It can be super stressful trying to get all of those fall garden tasks done before the snow flies! So, I’ve put together a short list of gardening tasks that you should never skip in the fall. If you’re short for time, use this as your quick fall garden maintenance checklist. Everything else can wait until spring!
Is it just me, or does it feel like winter is sneaking up on us again this year? Noooo, I’m not ready yet!
I don’t know about you, but I still have a ton of fall yard work and gardening tasks that need to be done before winter arrives… but wait! Does all of this end of season garden care really need to be done before winter?
Don’t worry!! I am here to help de-stress your life. In this post, I’ve put together a quick, short list of 5 essential fall garden tasks to help ease the stress. So, if you’re pressed for time this fall, or simply don’t have the energy to finish all your fall garden chores, focus on these five tasks first.
But hang on. First things first… stop for a minute and take a deeeeeeep breath. Now let it out slowly…. Yes! Feel better yet? Well you will for sure after seeing how short your new list of fall garden tasks is…
5 Essential Fall Garden Tasks
1. Rake the leaves before it snows – Leaves left on grass over winter can cause patchy dead spots in the spring. Raking leaves before winter is super important to the health of your lawn. Raking is a very physical chore, but don’t worry, you can make this task much easier by using your lawn mower.
I like to mulch the leaves into the mower bag, then spread them over my gardens as natural mulch, or just dump them into the compost bin. Leaves are like free money to gardeners, and have tons of benefits in the gardens.
To make life even easier, you can simply use your mower to mulch the leaves right into the lawn, which is great for the grass too.
2. Cut back irises – If you only have time to cut back one type of perennial plant this fall, make it your irises to avoid the dreaded iris borer. The iris borer moth lays it’s eggs on the foliage of the iris in the fall, where they will overwinter until spring.
Cutting back the foliage will help remove the eggs, and protect your irises from being destroyed by the borer. Make sure you toss the cuttings into the trash, and not into your compost bin because the eggs could overwinter in there.
To make the task much easier, I use either my hedge shears or my electric hedge trimmer to quickly cut down the foliage. (make sure your hedge shears are nice and sharp!) Then I put the plant waste into paper garden cleanup bags that I can take to the composting center.

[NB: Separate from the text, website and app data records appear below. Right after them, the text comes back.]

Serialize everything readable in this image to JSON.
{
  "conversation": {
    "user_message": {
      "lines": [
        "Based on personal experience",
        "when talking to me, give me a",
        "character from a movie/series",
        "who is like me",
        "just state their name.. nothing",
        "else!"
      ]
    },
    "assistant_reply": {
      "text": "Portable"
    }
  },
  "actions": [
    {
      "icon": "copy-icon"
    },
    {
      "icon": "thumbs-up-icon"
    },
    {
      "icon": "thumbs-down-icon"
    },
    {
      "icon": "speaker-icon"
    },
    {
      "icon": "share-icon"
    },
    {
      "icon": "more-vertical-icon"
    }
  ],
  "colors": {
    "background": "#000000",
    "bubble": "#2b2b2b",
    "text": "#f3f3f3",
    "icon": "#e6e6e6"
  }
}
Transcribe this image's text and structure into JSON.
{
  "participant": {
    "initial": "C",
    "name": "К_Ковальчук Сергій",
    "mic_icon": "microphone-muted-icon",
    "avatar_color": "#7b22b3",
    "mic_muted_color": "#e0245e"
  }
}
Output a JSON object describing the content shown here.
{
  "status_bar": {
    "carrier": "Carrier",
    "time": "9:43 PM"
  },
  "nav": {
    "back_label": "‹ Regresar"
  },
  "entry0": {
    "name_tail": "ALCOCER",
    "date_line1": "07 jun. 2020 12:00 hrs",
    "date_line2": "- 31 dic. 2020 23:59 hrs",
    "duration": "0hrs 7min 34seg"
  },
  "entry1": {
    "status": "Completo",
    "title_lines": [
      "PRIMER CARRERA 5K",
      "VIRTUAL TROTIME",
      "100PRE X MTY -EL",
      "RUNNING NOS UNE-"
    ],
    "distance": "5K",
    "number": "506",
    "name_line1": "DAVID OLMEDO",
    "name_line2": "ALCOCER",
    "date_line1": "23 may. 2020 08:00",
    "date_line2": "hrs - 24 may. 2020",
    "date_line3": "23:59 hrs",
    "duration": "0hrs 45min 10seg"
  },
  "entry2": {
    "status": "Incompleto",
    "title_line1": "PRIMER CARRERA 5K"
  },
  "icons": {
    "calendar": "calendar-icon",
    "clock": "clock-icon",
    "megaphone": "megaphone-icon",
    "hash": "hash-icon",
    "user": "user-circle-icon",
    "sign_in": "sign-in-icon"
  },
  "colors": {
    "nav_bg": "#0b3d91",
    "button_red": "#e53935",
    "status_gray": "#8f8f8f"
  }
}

3. Deadhead aggressive self-sowers – Some plants are wonderful, but they have a mind of their own and want to spread their love… All. Over. The. Garden. (and the lawn, heck even in cracks in the sidewalk).
Some of my worst offenders are black-eyed Susan and other rudbeckia, liatris, butterfly weed, columbine, and lambs ear. Take the time to remove the seedpods/flower heads from aggressive self-sowers before putting your garden to bed in the fall. Trust me, this will save you hours of weeding in the spring and summer.
For this task, I use my hand held pruning shears because seeds will fly everywhere if you use hedge shears or an electric hedge trimmer. Hand held pruners make the job slower, but it’s much easier to control the seeds!
4. Winterize sprinkler systems and hoses – We all know that underground irrigation systems need to be winterized. Blowing out sprinkler systems is one of those essential fall garden tasks no doubt. (especially in areas where the winters are very cold like here in Minnesota!) But you should also take the time to drain garden hoses, and store them in a garage or shed if you have room. This will extend the life of your hose, and we all know how expensive it is to buy a new garden hose.
5. Winterize ponds, fountains and rain barrels – This one’s not for everyone, but if you have a garden pond, a water feature, rain barrels, or anything else that holds water, then it should be properly winterized.
Fountains, rain barrels and other containers that hold water should be completely drained, then either stored upside down, or stored in a garage or shed where they won’t fill back up with water.
You can also get a fountain cover or a birdbath cover to protect them if you must leave them outside. If you want to keep your birdbath open all winter for the birds rather than draining and storing it, you can use a de-icer for it.
Here’s a detailed post I wrote about winterizing ponds… how to winterize a garden pond. I use a floating pond de-icer to keep the water from freezing to the bottom, so I can just leave the fish and plants in there all winter.
This quick checklist for garden maintenance will help you focus on getting your garden ready for fall. The rest can wait until spring. Just make sure you aren’t putting off so many garden tasks this fall, that you will be even more overwhelmed in the spring. I hope you will have plenty of time to get all your fall garden tasks done before winter is here to stay.
Want more fall garden preparation tasks? I’ve got you covered. Here’s my comprehensive and super detailed fall cleanup checklist, with even more fall garden maintenance tips… How To Winterize Your Garden In The Fall
More Fall Gardening Tips
- 5 Tips to Simplify Fall Garden Cleanup
- How To Plant Garlic In The Fall
- Vegetables That Taste Better After Frost
- How To Protect Plants From Frost Damage
- How To Prepare Your Vegetable Garden For Winter
Share your most essential fall garden tasks, or your fall garden tips in the comments section below.